● **What this task involves**: Print every entry word for word, but omit the pictures.

Dataset rows describing interfaces:

_ _ _ _ _ _ _

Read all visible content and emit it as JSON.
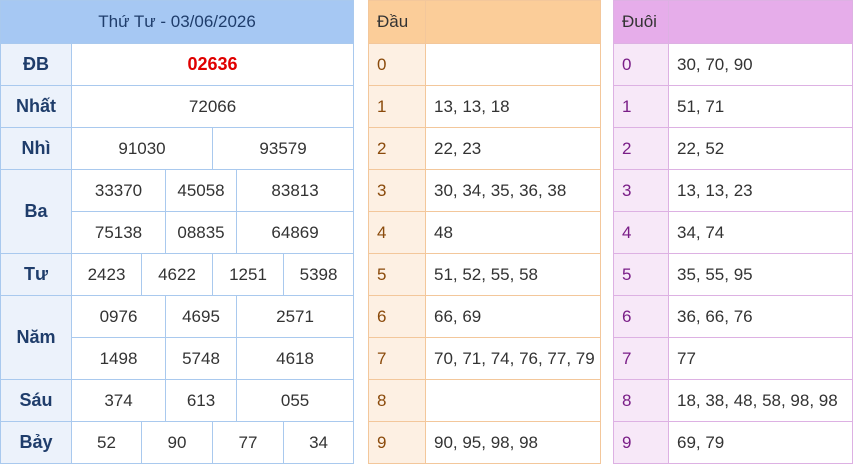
{
  "results": {
    "date_header": "Thứ Tư - 03/06/2026",
    "prizes": [
      {
        "label": "ĐB",
        "numbers": [
          "02636"
        ]
      },
      {
        "label": "Nhất",
        "numbers": [
          "72066"
        ]
      },
      {
        "label": "Nhì",
        "numbers": [
          "91030",
          "93579"
        ]
      },
      {
        "label": "Ba",
        "numbers": [
          "33370",
          "45058",
          "83813",
          "75138",
          "08835",
          "64869"
        ]
      },
      {
        "label": "Tư",
        "numbers": [
          "2423",
          "4622",
          "1251",
          "5398"
        ]
      },
      {
        "label": "Năm",
        "numbers": [
          "0976",
          "4695",
          "2571",
          "1498",
          "5748",
          "4618"
        ]
      },
      {
        "label": "Sáu",
        "numbers": [
          "374",
          "613",
          "055"
        ]
      },
      {
        "label": "Bảy",
        "numbers": [
          "52",
          "90",
          "77",
          "34"
        ]
      }
    ]
  },
  "dau": {
    "header": "Đầu",
    "rows": [
      {
        "key": "0",
        "values": ""
      },
      {
        "key": "1",
        "values": "13, 13, 18"
      },
      {
        "key": "2",
        "values": "22, 23"
      },
      {
        "key": "3",
        "values": "30, 34, 35, 36, 38"
      },
      {
        "key": "4",
        "values": "48"
      },
      {
        "key": "5",
        "values": "51, 52, 55, 58"
      },
      {
        "key": "6",
        "values": "66, 69"
      },
      {
        "key": "7",
        "values": "70, 71, 74, 76, 77, 79"
      },
      {
        "key": "8",
        "values": ""
      },
      {
        "key": "9",
        "values": "90, 95, 98, 98"
      }
    ]
  },
  "duoi": {
    "header": "Đuôi",
    "rows": [
      {
        "key": "0",
        "values": "30, 70, 90"
      },
      {
        "key": "1",
        "values": "51, 71"
      },
      {
        "key": "2",
        "values": "22, 52"
      },
      {
        "key": "3",
        "values": "13, 13, 23"
      },
      {
        "key": "4",
        "values": "34, 74"
      },
      {
        "key": "5",
        "values": "35, 55, 95"
      },
      {
        "key": "6",
        "values": "36, 66, 76"
      },
      {
        "key": "7",
        "values": "77"
      },
      {
        "key": "8",
        "values": "18, 38, 48, 58, 98, 98"
      },
      {
        "key": "9",
        "values": "69, 79"
      }
    ]
  },
  "colors": {
    "special_prize": "#e00000",
    "results_header": "#a6c8f3",
    "dau_header": "#fbcd99",
    "duoi_header": "#e6adea"
  }
}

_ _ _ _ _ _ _

● **Response to the task**:
Read all visible content and emit it as JSON.
{
  "results": {
    "date_header": "Thứ Tư - 03/06/2026",
    "prizes": [
      {
        "label": "ĐB",
        "numbers": [
          "02636"
        ]
      },
      {
        "label": "Nhất",
        "numbers": [
          "72066"
        ]
      },
      {
        "label": "Nhì",
        "numbers": [
          "91030",
          "93579"
        ]
      },
      {
        "label": "Ba",
        "numbers": [
          "33370",
          "45058",
          "83813",
          "75138",
          "08835",
          "64869"
        ]
      },
      {
        "label": "Tư",
        "numbers": [
          "2423",
          "4622",
          "1251",
          "5398"
        ]
      },
      {
        "label": "Năm",
        "numbers": [
          "0976",
          "4695",
          "2571",
          "1498",
          "5748",
          "4618"
        ]
      },
      {
        "label": "Sáu",
        "numbers": [
          "374",
          "613",
          "055"
        ]
      },
      {
        "label": "Bảy",
        "numbers": [
          "52",
          "90",
          "77",
          "34"
        ]
      }
    ]
  },
  "dau": {
    "header": "Đầu",
    "rows": [
      {
        "key": "0",
        "values": ""
      },
      {
        "key": "1",
        "values": "13, 13, 18"
      },
      {
        "key": "2",
        "values": "22, 23"
      },
      {
        "key": "3",
        "values": "30, 34, 35, 36, 38"
      },
      {
        "key": "4",
        "values": "48"
      },
      {
        "key": "5",
        "values": "51, 52, 55, 58"
      },
      {
        "key": "6",
        "values": "66, 69"
      },
      {
        "key": "7",
        "values": "70, 71, 74, 76, 77, 79"
      },
      {
        "key": "8",
        "values": ""
      },
      {
        "key": "9",
        "values": "90, 95, 98, 98"
      }
    ]
  },
  "duoi": {
    "header": "Đuôi",
    "rows": [
      {
        "key": "0",
        "values": "30, 70, 90"
      },
      {
        "key": "1",
        "values": "51, 71"
      },
      {
        "key": "2",
        "values": "22, 52"
      },
      {
        "key": "3",
        "values": "13, 13, 23"
      },
      {
        "key": "4",
        "values": "34, 74"
      },
      {
        "key": "5",
        "values": "35, 55, 95"
      },
      {
        "key": "6",
        "values": "36, 66, 76"
      },
      {
        "key": "7",
        "values": "77"
      },
      {
        "key": "8",
        "values": "18, 38, 48, 58, 98, 98"
      },
      {
        "key": "9",
        "values": "69, 79"
      }
    ]
  },
  "colors": {
    "special_prize": "#e00000",
    "results_header": "#a6c8f3",
    "dau_header": "#fbcd99",
    "duoi_header": "#e6adea"
  }
}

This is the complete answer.